The DIY Arp 1600 Sequencer Clone
The 1601 Clone kit from Synthcube
The ARP 1601 was a 2×8 or 1×16 step sequencer that could utilize three separate gate busses. It also had a built in quantizer so voltages which would ensure that output always in the 1 volt per Octave standard to keep everything sounding “in tune”. When released in the early to mid 1970s, it was considered state of the art in an analog world. By today’s standards however, so much more can be done with microprocessor controlled sequencers you really have to love analog to justify the costs of building this beast. An Arturia BeatStep Pro does far more at 1/6th the cost.
There have been a few different PCB designs over the last few years from different DIY builders. All of them are pretty much based on the schematics found in the ARP 1601 service manual. This particular version was designed by J.R. Daniels in 2014. It has been updated a few times since then, and the latest version 6a came out in early 2020. The PCB is available through Synthcube. This PCB is designed to rely mostly on through hole components however for a couple of the semiconductors that are no long in production for DIP packages, the designer has utilized surface mount versions instead.
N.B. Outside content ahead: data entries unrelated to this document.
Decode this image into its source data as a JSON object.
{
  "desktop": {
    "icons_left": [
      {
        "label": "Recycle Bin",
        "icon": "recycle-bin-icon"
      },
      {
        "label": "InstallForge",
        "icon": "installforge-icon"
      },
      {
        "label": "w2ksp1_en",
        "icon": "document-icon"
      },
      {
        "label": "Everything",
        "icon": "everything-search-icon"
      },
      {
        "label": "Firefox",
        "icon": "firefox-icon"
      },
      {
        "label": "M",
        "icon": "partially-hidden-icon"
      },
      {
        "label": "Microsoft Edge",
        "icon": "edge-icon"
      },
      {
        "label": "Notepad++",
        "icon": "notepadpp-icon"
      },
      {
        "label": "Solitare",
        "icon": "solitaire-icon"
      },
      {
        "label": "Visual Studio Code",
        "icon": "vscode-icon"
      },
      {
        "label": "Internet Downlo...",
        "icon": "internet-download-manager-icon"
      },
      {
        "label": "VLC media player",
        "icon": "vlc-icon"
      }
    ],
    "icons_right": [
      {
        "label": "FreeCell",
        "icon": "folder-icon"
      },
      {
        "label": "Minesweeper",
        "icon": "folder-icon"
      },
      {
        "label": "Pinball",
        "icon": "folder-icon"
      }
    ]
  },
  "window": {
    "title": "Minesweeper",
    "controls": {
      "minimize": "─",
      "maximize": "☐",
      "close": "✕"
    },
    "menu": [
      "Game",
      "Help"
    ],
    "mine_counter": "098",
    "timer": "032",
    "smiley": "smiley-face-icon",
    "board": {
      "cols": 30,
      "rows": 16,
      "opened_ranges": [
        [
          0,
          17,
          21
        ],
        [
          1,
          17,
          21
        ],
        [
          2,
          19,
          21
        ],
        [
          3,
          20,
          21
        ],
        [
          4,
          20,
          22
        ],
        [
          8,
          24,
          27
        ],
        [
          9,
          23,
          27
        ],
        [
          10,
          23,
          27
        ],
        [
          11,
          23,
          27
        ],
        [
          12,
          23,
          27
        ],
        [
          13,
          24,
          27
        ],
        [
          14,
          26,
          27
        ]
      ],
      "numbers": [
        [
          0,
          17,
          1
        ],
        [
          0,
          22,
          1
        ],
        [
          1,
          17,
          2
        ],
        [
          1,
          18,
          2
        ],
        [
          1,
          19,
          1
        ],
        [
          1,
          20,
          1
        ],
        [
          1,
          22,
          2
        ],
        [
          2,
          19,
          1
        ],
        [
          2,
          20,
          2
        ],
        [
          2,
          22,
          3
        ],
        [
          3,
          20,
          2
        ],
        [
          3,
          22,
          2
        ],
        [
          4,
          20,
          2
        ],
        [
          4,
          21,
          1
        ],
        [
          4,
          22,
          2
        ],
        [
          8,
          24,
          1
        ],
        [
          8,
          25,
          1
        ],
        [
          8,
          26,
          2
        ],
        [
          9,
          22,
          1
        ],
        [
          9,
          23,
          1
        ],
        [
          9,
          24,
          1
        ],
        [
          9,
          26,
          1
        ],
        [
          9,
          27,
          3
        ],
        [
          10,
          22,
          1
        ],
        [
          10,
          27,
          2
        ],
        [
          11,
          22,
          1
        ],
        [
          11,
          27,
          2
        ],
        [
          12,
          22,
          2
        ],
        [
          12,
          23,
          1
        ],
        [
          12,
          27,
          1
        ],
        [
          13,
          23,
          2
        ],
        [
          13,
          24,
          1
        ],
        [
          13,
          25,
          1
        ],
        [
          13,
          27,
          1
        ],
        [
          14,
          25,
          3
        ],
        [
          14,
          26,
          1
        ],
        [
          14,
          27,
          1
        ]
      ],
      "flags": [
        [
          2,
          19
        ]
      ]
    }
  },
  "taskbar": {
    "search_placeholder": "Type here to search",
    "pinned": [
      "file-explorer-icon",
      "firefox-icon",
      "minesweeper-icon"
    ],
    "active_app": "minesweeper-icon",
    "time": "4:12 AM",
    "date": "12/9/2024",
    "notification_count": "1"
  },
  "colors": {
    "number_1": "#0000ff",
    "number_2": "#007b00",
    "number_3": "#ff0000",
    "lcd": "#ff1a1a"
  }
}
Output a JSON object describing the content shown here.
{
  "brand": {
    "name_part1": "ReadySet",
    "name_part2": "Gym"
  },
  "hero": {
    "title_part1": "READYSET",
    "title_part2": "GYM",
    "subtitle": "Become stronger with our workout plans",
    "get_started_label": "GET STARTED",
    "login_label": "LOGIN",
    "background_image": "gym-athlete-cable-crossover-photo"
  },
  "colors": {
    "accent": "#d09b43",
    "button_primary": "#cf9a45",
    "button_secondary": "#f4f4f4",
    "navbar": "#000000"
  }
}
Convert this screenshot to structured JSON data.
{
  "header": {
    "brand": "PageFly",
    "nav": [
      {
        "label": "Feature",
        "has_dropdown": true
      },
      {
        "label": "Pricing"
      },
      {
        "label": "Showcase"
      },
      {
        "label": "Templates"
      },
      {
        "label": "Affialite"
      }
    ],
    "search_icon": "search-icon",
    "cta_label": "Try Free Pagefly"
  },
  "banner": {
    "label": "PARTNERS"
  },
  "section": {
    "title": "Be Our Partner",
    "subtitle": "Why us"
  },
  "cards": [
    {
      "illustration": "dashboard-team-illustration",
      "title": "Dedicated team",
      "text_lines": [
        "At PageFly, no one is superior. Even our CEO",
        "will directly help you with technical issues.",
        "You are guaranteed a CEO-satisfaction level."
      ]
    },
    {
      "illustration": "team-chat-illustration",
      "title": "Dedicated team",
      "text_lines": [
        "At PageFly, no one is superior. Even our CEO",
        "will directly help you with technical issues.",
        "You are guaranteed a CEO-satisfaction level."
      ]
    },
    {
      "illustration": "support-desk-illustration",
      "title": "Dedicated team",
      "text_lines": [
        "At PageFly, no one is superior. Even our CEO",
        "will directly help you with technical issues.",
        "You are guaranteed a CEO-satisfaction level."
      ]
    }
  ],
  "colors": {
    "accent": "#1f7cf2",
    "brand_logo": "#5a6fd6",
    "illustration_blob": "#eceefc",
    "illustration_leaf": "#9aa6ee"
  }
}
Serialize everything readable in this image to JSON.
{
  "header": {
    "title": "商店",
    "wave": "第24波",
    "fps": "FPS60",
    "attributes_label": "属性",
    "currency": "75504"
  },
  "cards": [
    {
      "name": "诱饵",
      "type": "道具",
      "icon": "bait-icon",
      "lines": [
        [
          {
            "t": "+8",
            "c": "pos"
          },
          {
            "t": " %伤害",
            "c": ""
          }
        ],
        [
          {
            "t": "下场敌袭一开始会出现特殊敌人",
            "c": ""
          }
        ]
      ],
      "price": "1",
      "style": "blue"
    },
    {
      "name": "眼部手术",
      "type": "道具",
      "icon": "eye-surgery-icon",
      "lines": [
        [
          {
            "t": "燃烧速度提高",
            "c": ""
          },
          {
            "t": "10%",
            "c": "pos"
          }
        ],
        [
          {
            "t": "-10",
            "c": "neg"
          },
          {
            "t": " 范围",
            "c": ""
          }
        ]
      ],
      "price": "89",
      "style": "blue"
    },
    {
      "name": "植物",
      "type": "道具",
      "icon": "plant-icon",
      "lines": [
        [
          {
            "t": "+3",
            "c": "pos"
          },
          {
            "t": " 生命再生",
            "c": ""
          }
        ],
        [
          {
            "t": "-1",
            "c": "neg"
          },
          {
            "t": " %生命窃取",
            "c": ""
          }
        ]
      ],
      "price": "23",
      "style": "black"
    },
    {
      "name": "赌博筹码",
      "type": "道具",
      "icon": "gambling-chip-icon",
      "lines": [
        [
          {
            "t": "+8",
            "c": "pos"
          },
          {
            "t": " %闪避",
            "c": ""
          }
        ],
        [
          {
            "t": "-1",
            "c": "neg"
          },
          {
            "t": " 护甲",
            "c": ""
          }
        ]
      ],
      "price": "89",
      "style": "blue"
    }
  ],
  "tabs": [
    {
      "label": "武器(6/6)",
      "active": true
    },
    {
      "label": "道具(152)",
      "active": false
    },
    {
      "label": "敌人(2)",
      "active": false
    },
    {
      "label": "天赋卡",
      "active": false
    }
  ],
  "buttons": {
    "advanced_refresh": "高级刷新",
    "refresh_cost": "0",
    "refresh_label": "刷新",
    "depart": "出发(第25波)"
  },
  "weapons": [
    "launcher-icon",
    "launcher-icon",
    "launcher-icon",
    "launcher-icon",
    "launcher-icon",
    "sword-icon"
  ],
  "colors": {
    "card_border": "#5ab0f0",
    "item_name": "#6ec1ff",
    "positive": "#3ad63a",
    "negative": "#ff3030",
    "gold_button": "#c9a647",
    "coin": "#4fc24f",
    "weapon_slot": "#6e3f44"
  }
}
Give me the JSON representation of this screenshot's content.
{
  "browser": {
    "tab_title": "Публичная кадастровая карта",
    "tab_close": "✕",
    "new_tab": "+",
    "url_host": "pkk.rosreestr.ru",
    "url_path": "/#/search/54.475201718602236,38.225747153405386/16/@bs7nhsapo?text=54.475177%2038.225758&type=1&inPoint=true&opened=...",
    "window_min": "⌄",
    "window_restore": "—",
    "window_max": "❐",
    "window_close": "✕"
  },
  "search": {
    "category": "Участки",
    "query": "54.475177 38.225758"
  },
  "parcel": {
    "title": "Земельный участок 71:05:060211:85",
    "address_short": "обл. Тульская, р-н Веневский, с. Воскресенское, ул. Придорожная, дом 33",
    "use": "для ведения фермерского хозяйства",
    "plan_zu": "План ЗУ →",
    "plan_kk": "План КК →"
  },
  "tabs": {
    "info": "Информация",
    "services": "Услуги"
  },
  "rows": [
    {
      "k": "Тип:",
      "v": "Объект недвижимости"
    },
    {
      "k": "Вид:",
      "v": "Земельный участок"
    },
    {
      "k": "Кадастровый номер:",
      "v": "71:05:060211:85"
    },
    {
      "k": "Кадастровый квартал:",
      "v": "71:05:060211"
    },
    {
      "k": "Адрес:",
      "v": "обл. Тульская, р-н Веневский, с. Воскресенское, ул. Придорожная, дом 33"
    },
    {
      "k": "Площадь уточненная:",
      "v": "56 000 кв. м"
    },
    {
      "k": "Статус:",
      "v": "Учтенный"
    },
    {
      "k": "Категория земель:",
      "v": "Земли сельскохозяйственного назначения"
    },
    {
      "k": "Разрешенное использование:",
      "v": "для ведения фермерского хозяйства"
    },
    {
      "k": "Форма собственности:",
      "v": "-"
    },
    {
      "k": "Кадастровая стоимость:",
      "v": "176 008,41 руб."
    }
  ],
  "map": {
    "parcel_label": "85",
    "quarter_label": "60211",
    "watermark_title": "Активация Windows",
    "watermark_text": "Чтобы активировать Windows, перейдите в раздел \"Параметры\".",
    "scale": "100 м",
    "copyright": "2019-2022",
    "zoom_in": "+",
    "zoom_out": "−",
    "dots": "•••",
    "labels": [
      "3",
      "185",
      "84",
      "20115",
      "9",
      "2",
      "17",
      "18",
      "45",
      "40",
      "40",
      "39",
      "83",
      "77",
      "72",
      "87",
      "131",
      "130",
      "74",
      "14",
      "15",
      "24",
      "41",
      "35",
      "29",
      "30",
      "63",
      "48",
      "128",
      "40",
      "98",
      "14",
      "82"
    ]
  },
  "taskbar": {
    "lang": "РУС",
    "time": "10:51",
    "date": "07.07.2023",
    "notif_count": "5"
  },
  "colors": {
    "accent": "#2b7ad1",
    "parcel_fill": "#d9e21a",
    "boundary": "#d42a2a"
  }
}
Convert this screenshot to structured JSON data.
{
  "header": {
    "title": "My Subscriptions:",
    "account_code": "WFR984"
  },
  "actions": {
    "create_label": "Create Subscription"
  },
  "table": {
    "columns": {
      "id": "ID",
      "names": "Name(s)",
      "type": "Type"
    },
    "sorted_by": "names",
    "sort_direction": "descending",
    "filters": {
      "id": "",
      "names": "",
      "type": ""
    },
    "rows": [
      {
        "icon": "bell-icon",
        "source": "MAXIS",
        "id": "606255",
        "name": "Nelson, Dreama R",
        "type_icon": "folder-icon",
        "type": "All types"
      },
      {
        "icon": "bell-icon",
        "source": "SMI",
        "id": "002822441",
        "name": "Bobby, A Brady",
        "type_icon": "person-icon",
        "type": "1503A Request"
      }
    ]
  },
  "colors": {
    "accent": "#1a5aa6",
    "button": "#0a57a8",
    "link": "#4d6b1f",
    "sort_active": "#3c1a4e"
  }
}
Component side of the main PCB
Hardware side of the main PCB
The other differences between an original ARP 1601 and the clone can be found in the power supply. The original utilized a linear power supply with 110VAC mains. The clone utilizes an AC wall wart and DC to DC power regulators. Building the 1601 clone, is not a technically difficult project, with the hardest part being soldering the mechanical switches and sliders to the PCB. Many DIY’ers who may lack experience soldering sliding potentiometers can ruin them if too much heat is applied. The two SMT devices are easily handled with a generous amount of flux and a standard pencil type soldering iron. There really is no assembly instructions, just the ARP 1601 service manual to go by. I would not recommend this as a project for beginners.
You can buy the entire parts kit from Synthcube, including a couple of case options. The kit is mostly correct however, there are two areas that I found incorrect with the Synthcube supplied components. The first is that there are 12 resistors used for the quantizer circuit. This is nothing more than a resistor ladder or voltage divider, but it has to be accurate. The original ARP sequencer utilized a 12 way resistor network that was accurate to 0.1%
The Synthcube supplied kit came with standard 1% resistors, that were not selected to be within 0.1% with each other. To remedy this, you can select 12 for a few dozen by measuring them with a resistance setting on a multimeter. Most multimeters however, are only accurate to within +/- 2%. Another method is by purchasing 0.1% precisions from Mouser or Digikey. I find this to be the best way, as they were only a few pennies more expensive than standard 1% resistors. If you do nothing and just go with the arbitrary 1% as supplied, you will most likely hear the difference in some tonal frequencies as they will be a few cents off from being in tune.
The other issue with the Synthcube kit are the 1/2 Watt resistors. The ones supplied with the kit are 1/4Watt yet are marked with the appropriate part number from the Bill of Materials (BOM). I ordered the correct part using the exact same part number from Mouser and got the correct 1/2 Watt resistor. Note the size difference. These are used with the LEDs in the sliders. 1/4 Watt may work, but they most likely won’t last long.
Finally, there is one major difference between this version and the original version and that is the addition of a voltage divider (see the far right hand side of the first image). For those that wish to use this feature, you need to purchase the optional voltage divider PCB. Note that all of the resistors, capacitors, and semiconductors are all SMT devices. They are however a manageable size and can easily be hand soldered with a standard soldering iron.